-- Changed Discussion --
Short Term...VFR through Friday. Long Term...VFR conditions Friday night lowering to IFR and LIFR during the day Saturday and Saturday night in rain and fog. Mainly MVFR conditions expected Sunday improving to VFR Monday.
-- End Changed Discussion --
&& .MARINE... Short Term...A cold front will move into the Gulf of Maine this evening, shifting winds to the northwest. As high pressure builds into Maine tonight, winds will become northeasterly over the Gulf of Maine, possibly accelerating to Small Craft Advisory levels by Friday morning. This northeasterly wind will bring the highest wave heights to the southwestern Gulf of Maine. Long Term...SCAs likely late Saturday into Monday morning. Otherwise winds and seas expected to be below sca criteria. && .GYX WATCHES/WARNINGS/ADVISORIES... ME...None. NH...None. MARINE...None. && $$ SYNOPSIS... NEAR TERM... SHORT TERM... LONG TERM... AVIATION... MARINE...
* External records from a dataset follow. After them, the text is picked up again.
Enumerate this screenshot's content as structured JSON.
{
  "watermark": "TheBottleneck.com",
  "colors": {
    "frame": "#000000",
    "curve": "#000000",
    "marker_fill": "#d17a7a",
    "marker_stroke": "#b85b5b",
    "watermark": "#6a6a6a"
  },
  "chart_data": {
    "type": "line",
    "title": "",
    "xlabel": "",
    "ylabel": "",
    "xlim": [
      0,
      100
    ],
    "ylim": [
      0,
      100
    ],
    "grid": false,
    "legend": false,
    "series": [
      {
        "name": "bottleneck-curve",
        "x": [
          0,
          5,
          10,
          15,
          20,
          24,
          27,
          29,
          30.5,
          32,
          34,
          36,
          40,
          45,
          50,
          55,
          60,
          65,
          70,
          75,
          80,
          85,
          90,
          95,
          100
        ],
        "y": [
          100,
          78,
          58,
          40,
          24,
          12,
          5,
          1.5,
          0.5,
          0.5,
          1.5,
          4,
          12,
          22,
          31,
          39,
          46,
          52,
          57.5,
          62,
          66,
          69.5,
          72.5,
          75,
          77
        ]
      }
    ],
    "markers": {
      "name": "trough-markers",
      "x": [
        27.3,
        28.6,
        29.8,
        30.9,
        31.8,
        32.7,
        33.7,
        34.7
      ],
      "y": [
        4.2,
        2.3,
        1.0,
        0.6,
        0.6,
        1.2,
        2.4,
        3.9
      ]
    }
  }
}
USA.gov is the U.S. government's official web portal to all federal, state and local government web resources and services.